NR's operations continue to produce what was once considered unusual. G518 was scheduled to be part of the motive power for 2PB4 timed to arrive in Brisbane at 2355 on 15 March. It was then scheduled to work as the Acacia Ridge shunter for the next week.
NR has decided to scrap 8001 on site at Acacia Ridge rather than move it to Sydney so yet another Alco bites the dust.
NR has returned a number of C class to service in Victoria. C503 seen elsewhere in this issue is not one of them. Latest reports are that it has been used as a source of spare parts for the other members of the class and now cannot be returned to service.
Emu Bay Railway
The Emu Bay Railway has been sold. On 6 April it was announced that the EBR's owner, Pasminco Metals, had sold the EBR to the Australian Transport Network, operators of Tasrail. For $7.8 million ATN purchased 145km of track, 11 diesel-hydraulic locomotives used for mainline work and 1 diesel-hydraulic shunter. Since the announcement the staff of the EBR have taken industrial action and a number of the operations staff have indicated that they will not work for Tasrail.
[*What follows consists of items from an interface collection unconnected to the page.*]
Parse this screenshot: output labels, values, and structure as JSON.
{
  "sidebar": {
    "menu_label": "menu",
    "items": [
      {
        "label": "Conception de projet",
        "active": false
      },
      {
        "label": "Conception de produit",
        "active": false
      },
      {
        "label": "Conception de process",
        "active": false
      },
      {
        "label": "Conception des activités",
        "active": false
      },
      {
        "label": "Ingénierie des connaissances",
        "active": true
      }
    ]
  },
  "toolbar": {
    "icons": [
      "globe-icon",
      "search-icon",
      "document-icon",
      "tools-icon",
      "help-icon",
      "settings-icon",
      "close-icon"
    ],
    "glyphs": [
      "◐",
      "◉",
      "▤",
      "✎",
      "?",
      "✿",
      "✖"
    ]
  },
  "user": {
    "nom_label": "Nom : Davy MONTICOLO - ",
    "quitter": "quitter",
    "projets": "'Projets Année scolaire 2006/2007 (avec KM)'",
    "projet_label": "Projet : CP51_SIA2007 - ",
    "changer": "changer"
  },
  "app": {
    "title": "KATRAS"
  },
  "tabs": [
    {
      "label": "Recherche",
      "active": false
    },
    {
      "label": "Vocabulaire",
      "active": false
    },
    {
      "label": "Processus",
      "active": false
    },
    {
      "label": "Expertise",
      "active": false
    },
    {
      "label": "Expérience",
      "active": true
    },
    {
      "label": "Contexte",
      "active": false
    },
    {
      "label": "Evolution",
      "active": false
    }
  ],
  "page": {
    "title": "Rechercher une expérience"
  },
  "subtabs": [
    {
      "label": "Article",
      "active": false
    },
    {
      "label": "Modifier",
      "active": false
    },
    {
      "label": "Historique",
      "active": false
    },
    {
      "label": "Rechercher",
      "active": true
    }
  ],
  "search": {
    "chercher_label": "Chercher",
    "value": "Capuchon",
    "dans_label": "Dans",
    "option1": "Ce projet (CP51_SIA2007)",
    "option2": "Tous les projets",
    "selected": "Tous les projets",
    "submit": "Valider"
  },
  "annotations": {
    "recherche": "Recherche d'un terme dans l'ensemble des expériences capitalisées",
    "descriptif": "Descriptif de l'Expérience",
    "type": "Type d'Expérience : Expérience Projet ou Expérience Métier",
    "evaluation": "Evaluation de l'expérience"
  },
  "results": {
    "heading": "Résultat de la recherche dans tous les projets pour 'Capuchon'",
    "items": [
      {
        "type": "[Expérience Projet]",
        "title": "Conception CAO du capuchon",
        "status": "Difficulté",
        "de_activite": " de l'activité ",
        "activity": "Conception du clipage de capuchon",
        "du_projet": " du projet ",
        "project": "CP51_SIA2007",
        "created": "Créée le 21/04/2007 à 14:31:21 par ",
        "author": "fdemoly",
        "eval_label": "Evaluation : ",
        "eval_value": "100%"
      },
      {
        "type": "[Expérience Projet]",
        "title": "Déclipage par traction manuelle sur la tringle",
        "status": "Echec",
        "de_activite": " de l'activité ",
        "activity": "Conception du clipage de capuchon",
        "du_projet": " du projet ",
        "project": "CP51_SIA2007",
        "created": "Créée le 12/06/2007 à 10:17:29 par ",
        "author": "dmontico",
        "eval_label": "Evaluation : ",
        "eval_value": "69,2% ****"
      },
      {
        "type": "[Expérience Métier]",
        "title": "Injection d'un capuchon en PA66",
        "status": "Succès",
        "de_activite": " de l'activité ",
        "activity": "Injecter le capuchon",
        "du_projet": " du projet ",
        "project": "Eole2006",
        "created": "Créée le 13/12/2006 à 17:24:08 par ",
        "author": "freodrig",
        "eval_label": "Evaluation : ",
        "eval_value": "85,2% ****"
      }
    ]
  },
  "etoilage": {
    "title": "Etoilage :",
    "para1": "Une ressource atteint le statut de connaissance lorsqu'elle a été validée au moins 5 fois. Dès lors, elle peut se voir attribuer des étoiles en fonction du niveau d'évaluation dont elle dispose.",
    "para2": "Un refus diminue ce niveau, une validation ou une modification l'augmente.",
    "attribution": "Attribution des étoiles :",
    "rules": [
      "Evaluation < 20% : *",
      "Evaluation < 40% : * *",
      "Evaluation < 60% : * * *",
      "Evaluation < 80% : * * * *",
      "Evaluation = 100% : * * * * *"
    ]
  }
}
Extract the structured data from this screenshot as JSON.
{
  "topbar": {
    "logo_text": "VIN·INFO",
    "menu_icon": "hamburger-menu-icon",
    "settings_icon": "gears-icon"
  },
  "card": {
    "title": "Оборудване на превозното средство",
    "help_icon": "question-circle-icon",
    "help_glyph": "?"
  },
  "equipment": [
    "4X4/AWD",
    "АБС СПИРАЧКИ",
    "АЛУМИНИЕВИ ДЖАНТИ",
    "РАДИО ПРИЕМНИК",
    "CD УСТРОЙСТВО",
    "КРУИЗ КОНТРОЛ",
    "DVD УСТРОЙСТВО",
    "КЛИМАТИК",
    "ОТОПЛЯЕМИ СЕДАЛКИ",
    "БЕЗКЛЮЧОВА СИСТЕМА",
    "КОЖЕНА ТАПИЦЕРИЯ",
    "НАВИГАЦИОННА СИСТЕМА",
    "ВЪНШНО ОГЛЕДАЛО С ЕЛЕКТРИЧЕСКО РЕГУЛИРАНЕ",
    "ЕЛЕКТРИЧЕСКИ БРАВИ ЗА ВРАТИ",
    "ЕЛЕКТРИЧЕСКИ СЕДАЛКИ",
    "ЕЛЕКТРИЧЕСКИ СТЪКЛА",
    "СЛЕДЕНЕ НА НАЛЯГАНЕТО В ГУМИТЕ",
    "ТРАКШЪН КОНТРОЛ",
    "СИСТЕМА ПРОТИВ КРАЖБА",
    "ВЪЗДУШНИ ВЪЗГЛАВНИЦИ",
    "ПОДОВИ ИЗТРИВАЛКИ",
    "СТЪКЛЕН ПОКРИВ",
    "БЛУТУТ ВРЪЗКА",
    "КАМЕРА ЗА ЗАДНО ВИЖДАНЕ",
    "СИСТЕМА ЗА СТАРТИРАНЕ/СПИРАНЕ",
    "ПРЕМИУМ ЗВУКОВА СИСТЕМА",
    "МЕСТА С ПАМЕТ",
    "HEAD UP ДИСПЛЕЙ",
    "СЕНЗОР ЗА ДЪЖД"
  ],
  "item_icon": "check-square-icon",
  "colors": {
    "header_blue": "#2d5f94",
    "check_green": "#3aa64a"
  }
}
The sale is expected to be finalised in early May and the new owners have indicated that they are committed to spending $9 million on upgrading the line. There is a touch of irony in the sale; from the day the construction of what was to become the EBR was announced the Tasmanian government tried to gain control of the railway. It was not until the railways in Tasmania passed out of government control that the EBR was finally integrated into the state system.